Warner's joint fourth-fastest test century sees Australia smash India
David Warner smashed the one of the fastest ever Test centuries to cap a wholly dominant opening day for Australia in the third Test against India at Perth.
After an all-seam attack made full use of a fast-paced WACA Ground wicket to rattle out India for 161, Warner unleashed an onslaught of strokeplay to reach his second Test century in just 69 balls.
It was the equal fourth-quickest in history and was secured in typical style when the diminutive left-hander thrashed debutant Vinay Kumar deep into the crowd over mid-on.
Attack: David Warner's remarkable century helped Australia nearly overtake India
Warner's blazing innings ensured Australia were well on course to claim a series clinching win after finishing the day 149 for none – just 12 runs behind.
Australia's four-pronged pace battery had earlier sunk the already beleaguered Indians, trailing 2-0 in the four-Test series, with Ben Hilfenhaus (four for 43) and Peter Siddle (three for 42) doing the major damage.
But few could have expected their efforts would be spectacularly overshadowed by Warner who finished the day unbeaten on 104 and, with Ed Cowan remaining alongside him on 40, ensured another forgettable day for India on foreign soil.

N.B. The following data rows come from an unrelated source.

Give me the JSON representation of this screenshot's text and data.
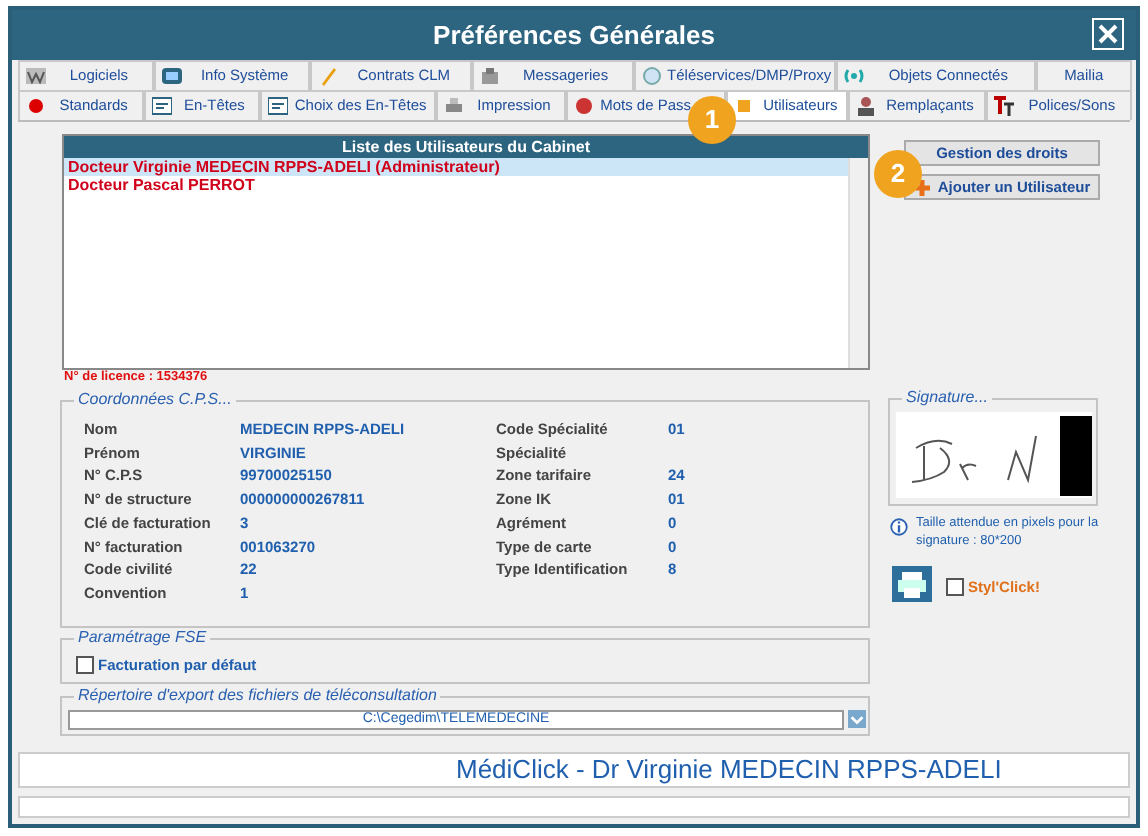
{
  "window": {
    "title": "Préférences Générales"
  },
  "tabs_row_1": [
    {
      "label": "Logiciels",
      "selected": false
    },
    {
      "label": "Info Système",
      "selected": false
    },
    {
      "label": "Contrats CLM",
      "selected": false
    },
    {
      "label": "Messageries",
      "selected": false
    },
    {
      "label": "Téléservices/DMP/Proxy",
      "selected": false
    },
    {
      "label": "Objets Connectés",
      "selected": false
    },
    {
      "label": "Mailia",
      "selected": false
    }
  ],
  "tabs_row_2": [
    {
      "label": "Standards",
      "selected": false
    },
    {
      "label": "En-Têtes",
      "selected": false
    },
    {
      "label": "Choix des En-Têtes",
      "selected": false
    },
    {
      "label": "Impression",
      "selected": false
    },
    {
      "label": "Mots de Pass",
      "selected": false
    },
    {
      "label": "Utilisateurs",
      "selected": true
    },
    {
      "label": "Remplaçants",
      "selected": false
    },
    {
      "label": "Polices/Sons",
      "selected": false
    }
  ],
  "callouts": [
    "1",
    "2"
  ],
  "users_list": {
    "title": "Liste des Utilisateurs du Cabinet",
    "items": [
      {
        "name": "Docteur Virginie MEDECIN RPPS-ADELI (Administrateur)",
        "selected": true
      },
      {
        "name": "Docteur Pascal PERROT",
        "selected": false
      }
    ]
  },
  "buttons": [
    "Gestion des droits",
    "Ajouter un Utilisateur"
  ],
  "licence": "N° de licence : 1534376",
  "cps": {
    "legend": "Coordonnées C.P.S...",
    "left": [
      {
        "label": "Nom",
        "value": "MEDECIN RPPS-ADELI"
      },
      {
        "label": "Prénom",
        "value": "VIRGINIE"
      },
      {
        "label": "N° C.P.S",
        "value": "99700025150"
      },
      {
        "label": "N° de structure",
        "value": "000000000267811"
      },
      {
        "label": "Clé de facturation",
        "value": "3"
      },
      {
        "label": "N° facturation",
        "value": "001063270"
      },
      {
        "label": "Code civilité",
        "value": "22"
      },
      {
        "label": "Convention",
        "value": "1"
      }
    ],
    "right": [
      {
        "label": "Code Spécialité",
        "value": "01"
      },
      {
        "label": "Spécialité"
      },
      {
        "label": "Zone tarifaire",
        "value": "24"
      },
      {
        "label": "Zone IK",
        "value": "01"
      },
      {
        "label": "Agrément",
        "value": "0"
      },
      {
        "label": "Type de carte",
        "value": "0"
      },
      {
        "label": "Type Identification",
        "value": "8"
      }
    ]
  },
  "signature": {
    "legend": "Signature...",
    "hint": "Taille attendue en pixels pour la signature : 80*200"
  },
  "stylclick": {
    "label": "Styl'Click!",
    "checked": false
  },
  "fse": {
    "legend": "Paramétrage FSE",
    "default_billing": {
      "label": "Facturation par défaut",
      "checked": false
    }
  },
  "export_dir": {
    "legend": "Répertoire d'export des fichiers de téléconsultation",
    "value": "C:\\Cegedim\\TELEMEDECINE"
  },
  "status": "MédiClick - Dr Virginie MEDECIN RPPS-ADELI"
}
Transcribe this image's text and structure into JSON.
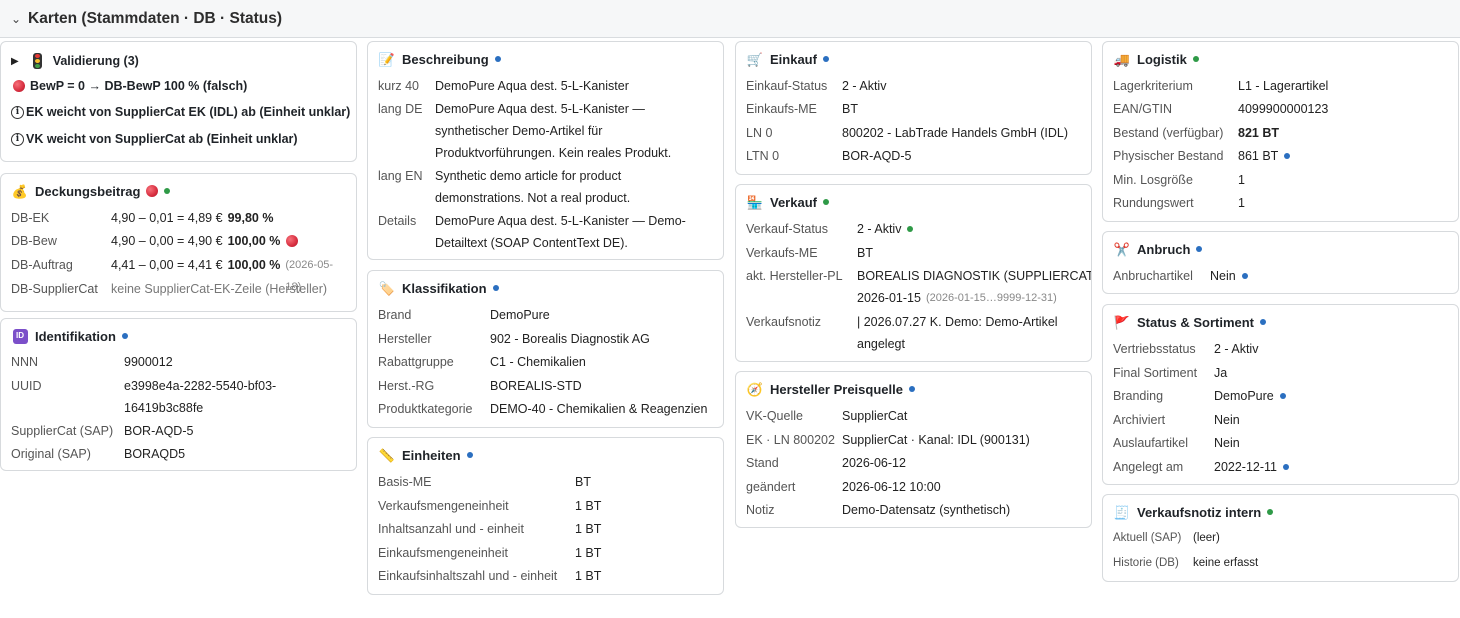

Quick: Warner celebrates the joint fourth-fastest test century
The tourists have struggled away from home in the past 12 months and, after being whitewashed in England last summer, already face the prospect of a seventh consecutive Test defeat on their travels.
The writing was on the wall early on as their top order again folded after Australia skipper Michael Clarke opted to immediately use his all-pace attack after winning the toss.
The WACA's typical pace and bounce, as well as an easterly breeze across the ground, proved a perfect fit for the home bowlers and it was Ben Hilfenhaus who got the ball rolling removing the dangerous Virender Sehwag for a duck in the fourth over.
The Tasmanian right-armer produced a peach of an outswinger that Sehwag prodded forward at tentatively to get a thick edge to Ricky Ponting at second slip.
India then lost Rahul Dravid, who turned 39 earlier this week, when he was bowled for the fourth time in his past five innings before Sachin Tendulkar, who had confidently stroked Siddle to the straight boundary for his first three scoring shots, played outside a Ryan Harris off-cutter to be trapped lbw.
India were then reduced to 63 for four just before lunch when Gautam Gambhir, who had battled hard for 31, edged Hilfenhaus through to wicketkeeper Brad Haddin.
The tourists were in desperate need of a long-overdue fighting stand and Virat Kohli and VVS Laxman provided it in a partnership of 68 for the fifth wicket.
The duo dug in impressively, blunting an enthused Australian attack, albeit at a slow rate as they added just 26 runs in 14 over after lunch.
Resistance: India's VVS Laxman was one of his side's more successful batters
Their application looked set to be rewarded though by batting through the session but their tenacity was was matched by Siddle who, despite showing signs the hot conditions were affecting him, claimed both batsman in an impressive and tireless spell just before tea.
Kohli had been far more fluent than Laxman, flicking everything off his pads, before he was caught by David Warner at point for 44 after driving too far in front of his body.
Laxman's stoic resistance was then also ended in Siddle's next over when he edged through to Clarke at first slip after making 31 from 86 balls.
It set off another India collapse as a disinterested tail went down trying to hit out, but instead only conspired to meekly offer their wickets, as they lost their final six wickets for just 30 runs.
Well earned: Warner takes a brief rest
It was a poor end to the innings and it carried over into the bowling effort as Warner cut them apart with an onslaught of strokeplay.
The diminutive left-hander greeted debutant Kumar with an effortless straight six in his first over and reached his half-century in 36 balls with a boundary to the point rope.
Where Australia's all-out pace assault worked India's decision to also employ four seamers – the first time they had done so since Sydney in 1992 – quickly fell flat and Warner then bashed Ishant Sharma straight back over his head.
The opener was briefly stopped when he was hit on the head by a Umesh Yadav bouncer but soon after he lifted Kumar over the ropes to bring up a remarkable century.